President's Stakeholder Panel on Agent Detection Assays (SPADA) Work Group, AOAC International
CDC/APHL Public Health Laboratory Informatics Project - co-lead
Editorial Boards or Journal Reviewer - Journal of Biological Medicine, JASCP, Archives of Pathology
Safety Considerations in the Laboratory Testing of Specimens Suspected or Known to Contain Ebola Virus. Iwen PC, Smith PW, Hewlet AL, Kratochvil CJ, Lisco SJ, Sullivan JN, Gibbs SG, Lowe JJ, Fey PD, Herrera VL, Sambol AR, Wisecarver JL, and Hinrichs SH. Amer. J. Clin. Path. 143 (1): 4-5. 2015. PMID: 25511134.
Visual Memory Effects on Intraoperator Study Design; Determining a Minimum Time Gap Between Case Reviews to Reduce Recall Bias.

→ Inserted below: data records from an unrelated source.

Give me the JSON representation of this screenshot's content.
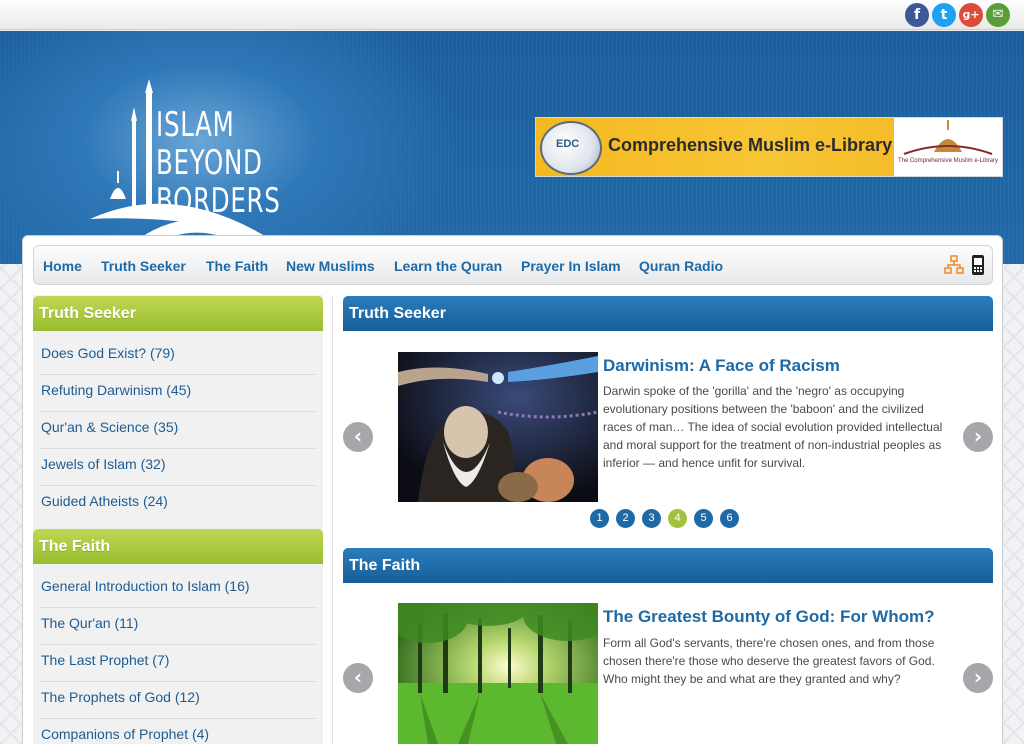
{
  "social": [
    {
      "name": "facebook",
      "glyph": "f",
      "color": "#3b5998"
    },
    {
      "name": "twitter",
      "glyph": "t",
      "color": "#1da1f2"
    },
    {
      "name": "google-plus",
      "glyph": "g+",
      "color": "#dd4b39"
    },
    {
      "name": "email",
      "glyph": "✉",
      "color": "#5a9e3a"
    }
  ],
  "logo": {
    "line1": "ISLAM",
    "line2": "BEYOND",
    "line3": "BORDERS"
  },
  "banner": {
    "text": "Comprehensive Muslim e-Library",
    "badge": "EDC",
    "right_caption": "The Comprehensive Muslim e-Library"
  },
  "nav": {
    "items": [
      "Home",
      "Truth Seeker",
      "The Faith",
      "New Muslims",
      "Learn the Quran",
      "Prayer In Islam",
      "Quran Radio"
    ],
    "sitemap_icon": "sitemap-icon",
    "mobile_icon": "mobile-phone-icon"
  },
  "sidebar": {
    "section1": {
      "title": "Truth Seeker",
      "links": [
        "Does God Exist? (79)",
        "Refuting Darwinism (45)",
        "Qur'an & Science (35)",
        "Jewels of Islam (32)",
        "Guided Atheists (24)"
      ]
    },
    "section2": {
      "title": "The Faith",
      "links": [
        "General Introduction to Islam (16)",
        "The Qur'an (11)",
        "The Last Prophet (7)",
        "The Prophets of God (12)",
        "Companions of Prophet (4)"
      ]
    }
  },
  "main": {
    "section1": {
      "title": "Truth Seeker",
      "article_title": "Darwinism: A Face of Racism",
      "article_body": "Darwin spoke of the 'gorilla' and the 'negro' as occupying evolutionary positions between the 'baboon' and the civilized races of man… The idea of social evolution provided intellectual and moral support for the treatment of non-industrial peoples as inferior — and hence unfit for survival.",
      "pages": [
        "1",
        "2",
        "3",
        "4",
        "5",
        "6"
      ],
      "active_page": "4"
    },
    "section2": {
      "title": "The Faith",
      "article_title": "The Greatest Bounty of God: For Whom?",
      "article_body": "Form all God's servants, there're chosen ones, and from those chosen there're those who deserve the greatest favors of God. Who might they be and what are they granted and why?"
    }
  },
  "arrows": {
    "prev": "‹",
    "next": "›"
  }
}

Campbell SW, Talmon GA, Foster KW, Baker JJ, Smith LM, Hinrichs SH. Am J of Clin Path. 143 (3) 412-418. 2015. PMID: 25696800.
Francisella tularensis Subtype A.II Genomic Plasticity in Comparison with Subtype A.I. Larson MA, Nalbantoglu U, Sayood K, Zentz EB, Bartling AM, Francesconi SC, Fey PD, Dempsey MP, Hinrichs SH. PLoS One, 2015 April. 28;10 (4). E0124906. PMID: 25918839.
Reclassification of Wolbachia persica as Francisella persica comb. Nov. and emended description of the family Francisellaceae. Larson MA, Nalbantoglu E, Sayood K, Kentz EB, Cer RZ, Iwen PC, Francesconi SC, Bishop-Lilly KA, Mokashi VP, Sjostedt A, Hinrichs SH. Int J Syst Evol Microbiol. 2016 March. 66: (3): 1200-5. PMID: 26747442.
Oligomerization of bacterially expressed H1N1 recombinant hemagglutinin contributes to protection against viral challenge. Kuenstling TE, Sambol AR, Hinrichs SH, Larson MA. Sci Rep. 2018 Aug. 7;8(1):11856. PMID: 30087372.
Purification of human butyrylcholinesterase from frozen Cohn fraction IV-4 by ion exchange and Hupresin affinity chromatography. Schopfer LM, Lockridge O, David E, Hinrichs SH. PLoS One. 2019 Jan. 9;4(1): e0209795. PMID: 30625168.
Engineered Human Cathelicidin Antimicrobial Peptides Inhibit Ebola Virus Infection. Yu Y, Cooper C, Wang G, Morwitzer MJ, Kota K, Tran J, Bradfute SB, Liu L, Shao J, Zhang A, Luo LG, Reid SP, Hinrichs SH, Su K. jScience. 2020. March: 22; 23(4): doi: 10.1016/j.isci.2020.100999.
Tyrosines of human and mouse transferrin covalently labeled by organophosphorus agents: a new motif for binding to proteins that have no active site serine. Li B, Schopfer LM, Grigoryan H, Thompson CM, Hinrichs SH, Masson P, Lockridge O. Toxicol Sci. 2009 Jan;107(1):144-55. Epub 2008 Oct 16.
Five tyrosines and two serines in human albumin are labeled by the organophosphorus agent FP-biotin. Ding SJ, Carr J, Carlson JE, Tong L, Xue W, Li Y, Schopfer LM, Li B, Nachon F, Asojo O, Thompson CM, Hinrichs SH, Masson P, Lockridge O. Chem Res Toxicol. 2008 Sep;21(9):1787-94.
For a detailed list of publications, click here.